Cesar Ramirez didn't respond to an email inquiry. But a surf guide at the Las Palmeras resort and a long-time pro surfer from Santa Cruz, Calif., Josh Mulcoy did. He said he wasn't present at the meeting in Salina Cruz but was certain of the community's solidarity. "I really think with what the Rip Curl contest did to Barra, everyone involved in Salina Cruz is scared to see that happen again. Having the photo ban is a way to help cool it down a bit. When they held the meeting, everyone came up with the idea [together]. So, if that is what they want, they will make it happen."
Surfing magazine editor Travis Ferre responded to inquiries concerning the issue, but chose not to make a comment.
But this was not an A-to-B conversation. Cesar Ramirez' email announcing the ban was sent to a wide variety of surf industry professionals -- pro surfers, magazine editors, marketing department honchos, etc. -- all with some connection to Salina Cruz. One of these chose to remain anonymous but wrote, "Salina Cruz [was] touted in ads and on numerous camp websites. It's not even close to being a secret. And -- aside from the [Surfing staff] naming it -- they were merely putting an amusing spin on what's become the poor man's (or at least the semi-poor man's) Mentawais. Sometimes, it's a seemingly harmless article like this that lights the fuse of something that's been simmering for a while."
Mulcoy wrote that, "Some don't understand why people in Salina Cruz are mad about [the article]. As it was, locals were making a living and doing fine, but they didn't want it to turn into a Barra. Everything changes and we all know that, but it's just too much all at once. One thing many don't realize is that this was a very dangerous region. If people were to show up with cameras and surfboards there was a good chance they would get robbed. David [Ramirez] and Cesar have made it a safe, welcoming place to visit. It has been a very slow change, and it all comes down them. Surfing magazine should have run it by one of them first."
Tourism department officials in Mexico have made it clear that surf tourism is small potatoes. Either surfers can prove that sustainable surf tourism is a healthy benefit to local communities, or they will build a new Ixtapa on the same spot.

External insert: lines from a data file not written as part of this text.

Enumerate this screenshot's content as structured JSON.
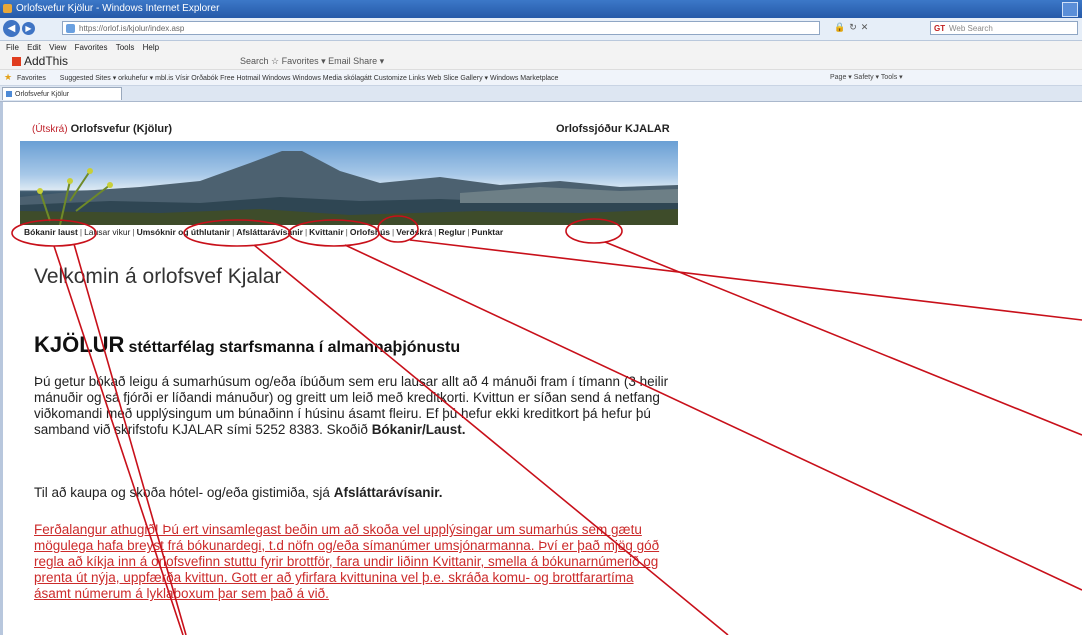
{
  "browser": {
    "window_title": "Orlofsvefur Kjölur - Windows Internet Explorer",
    "address": "https://orlof.is/kjolur/index.asp",
    "search_placeholder": "Web Search",
    "search_brand": "GT",
    "menu": [
      "File",
      "Edit",
      "View",
      "Favorites",
      "Tools",
      "Help"
    ],
    "addthis_label": "AddThis",
    "addthis_tools": "Search  ☆ Favorites ▾  Email  Share ▾",
    "favorites_label": "Favorites",
    "favorites_items": "Suggested Sites ▾   orkuhefur ▾   mbl.is   Vísir   Orðabók   Free Hotmail   Windows   Windows Media   skólagátt   Customize Links   Web Slice Gallery ▾   Windows Marketplace",
    "command_bar": "Page ▾  Safety ▾  Tools ▾",
    "tab_label": "Orlofsvefur Kjölur"
  },
  "page": {
    "login_link": "(Útskrá)",
    "site_title": "Orlofsvefur (Kjölur)",
    "org_name": "Orlofssjóður KJALAR",
    "nav": [
      {
        "label": "Bókanir laust",
        "bold": true
      },
      {
        "label": "Lausar vikur",
        "bold": false
      },
      {
        "label": "Umsóknir og úthlutanir",
        "bold": true
      },
      {
        "label": "Afsláttarávísanir",
        "bold": true
      },
      {
        "label": "Kvittanir",
        "bold": true
      },
      {
        "label": "Orlofshús",
        "bold": true
      },
      {
        "label": "Verðskrá",
        "bold": true
      },
      {
        "label": "Reglur",
        "bold": true
      },
      {
        "label": "Punktar",
        "bold": true
      }
    ],
    "welcome": "Velkomin á orlofsvef Kjalar",
    "union_name": "KJÖLUR",
    "union_subtitle": "stéttarfélag starfsmanna í almannaþjónustu",
    "p1_text": "Þú getur bókað leigu á sumarhúsum og/eða íbúðum sem eru lausar allt að 4 mánuði fram í tímann (3 heilir mánuðir og sá fjórði er líðandi mánuður) og greitt um leið með kreditkorti. Kvittun er síðan send á netfang viðkomandi með upplýsingum um búnaðinn í húsinu ásamt fleiru. Ef þú hefur ekki kreditkort þá hefur þú samband við skrifstofu KJALAR sími 5252 8383. Skoðið",
    "p1_bold": "Bókanir/Laust.",
    "p2_text": "Til að kaupa og skoða hótel- og/eða gistimiða, sjá",
    "p2_bold": "Afsláttarávísanir.",
    "warning": "Ferðalangur athugið! Þú ert vinsamlegast beðin um að skoða vel upplýsingar um sumarhús sem gætu mögulega hafa breyst frá bókunardegi, t.d nöfn og/eða símanúmer umsjónarmanna. Því er það mjög góð regla að kíkja inn á orlofsvefinn stuttu fyrir brottför, fara undir liðinn Kvittanir, smella á bókunarnúmerið og prenta út nýja, uppfærða kvittun. Gott er að yfirfara kvittunina vel þ.e. skráða komu- og brottfarartíma ásamt númerum á lyklaboxum þar sem það á við."
  },
  "colors": {
    "annotation": "#c8101a",
    "warning_text": "#cc2b2b",
    "ie_blue": "#2f66b5"
  },
  "icons": [
    "ie-icon",
    "back-icon",
    "forward-icon",
    "lock-icon",
    "refresh-icon",
    "stop-icon",
    "favorites-star-icon",
    "addthis-icon",
    "page-icon"
  ]
}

In a separate conversation, big-wave photographer and former Surfer mag photo editor Jason Murray shared a perspective learned through exploration and discovery, but partly due to his experience with the Northern Baja break known as Harry's that was killed by an LNG plant. "I always try to consider the response to the article I publish if I were to take that article back to the place where I collected the photos. Will the people on the ground be stoked? Or will they feel burned."